Because of this, fluconazole should NOT be used in people who have known liver dysfunction.
It should also NOT be used if you have a known hypersensitivity to fluconazole or to other ‘azoles’.
*Note: this is not a complete list of side effects of fluconazole. I just wanted you to be aware of SOME of the more common and more serious side effects potentially associated with this medication.
For a more complete list of side effects, you can look here (7).
Over-The-Counter Supplements vs Prescription Medications for Candida
It may be tempting to think or believe that prescription medications are always more powerful than over-the-counter supplements.
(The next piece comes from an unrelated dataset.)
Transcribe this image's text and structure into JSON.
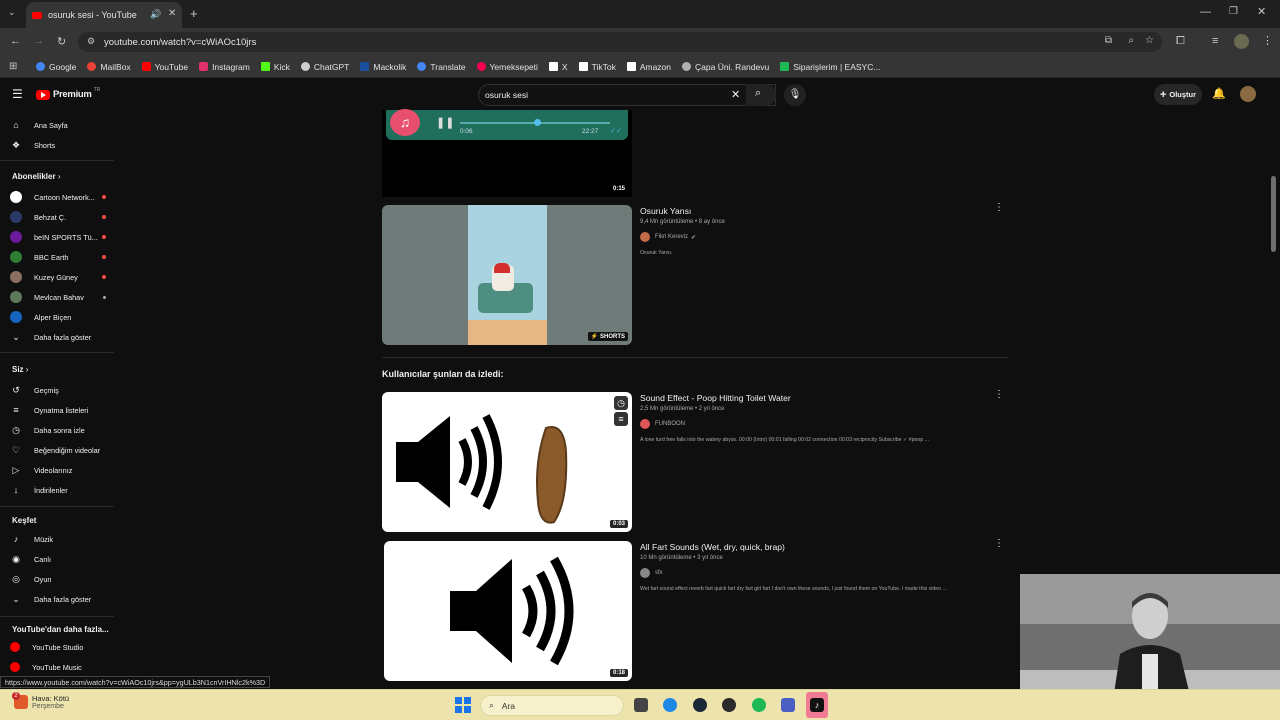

And while this may make sense intuitively, it certainly isn’t always the case.
Some studies, such as this, have shown that herbal antibiotics/antifungals can be just as potent (if not more potent) than conventional prescription medications.
Having said that, prescription medications certainly have their place, especially when treating gut-related issues such as SIFO (candida) and SIBO.
If you prefer the ‘all-natural’ approach OR if you’ve tried Diflucan/fluconazole without success, there are still many options available to you.
I’ve compiled a list of supplements below that you may want to consider if you have candida:
- Coconut oil (8) and/or monolaurin (9) – This over-the-counter food/fat has shown potent anti-fungal and anti-bacterial activity in some studies. 1-2 tablespoons per day may help kill off extra fungus in your GI tract. But be careful, don’t go overboard on fat consumption or you may gain weight. You can also just get the monolaurin subfraction of coconut oil in this supplement.
- Essential oils (10) – Essential oils, when consumed, have both potent anti-bacterial and anti-fungal action. The key to getting them to work is using the right dose and getting them into your body. This may require carrier oils or encapsulation of the oils.
- Candibactin ar + br – For most cases, the combination of these two supplements (Candibactin ar and candibactin br) is usually sufficient to kill off yeast overgrowth. This combination of essential oils (thyme, oregano, sage) and berberine is quite effective. This is probably because more diversity in antifungals equates to a higher kill rate of the fungus and a decreased resistance to whatever you are using.
These supplements can also be combined with prescription medications (such as fluconazole) to increase effectiveness and reduce the risk of fungal resistance.
When I treat patients for fungal overgrowth or candida, I typically use multiple options for that very reason.
Another important point to consider is that killing off candida is only part of the equation to treating your issue.
If you kill off candida but do not fix the issues that caused it to overpopulate in the first place then you will eventually end up where you started.
You will want to ensure that you take the proper precautions such as changing your diet (to avoid the foods that candida likes to eat and which make it grow), reducing your stress (which can weaken your immune system), and providing your body with healthy probiotics to take the place of the candida once it’s gone.
These steps are all very important to not only treating candida but also ensuring that it does NOT come back.
Candida is incredibly common, though perhaps not quite as common as you may think, and should be addressed swiftly if identified.
As a patient, you have MANY options for treatment available to you.
Some are available over the counter and some are available via prescription only.
Fluconazole/Diflucan falls into the last group and is an effective medication for treating candida in many cases (though not all).
My recommendation is to use fluconazole in combination with other over-the-counter supplements to enhance its effectiveness.
This combination of supplements should help you kill off fungal species in your gut (and other places) and diminish the likelihood that they will come back.
Now I want to hear from you:
Are you suffering from candida overgrowth?
Do you suspect that you have it?
Have you used fluconazole before? Did it work for you?
Why or why not?
Leave your questions or comments below!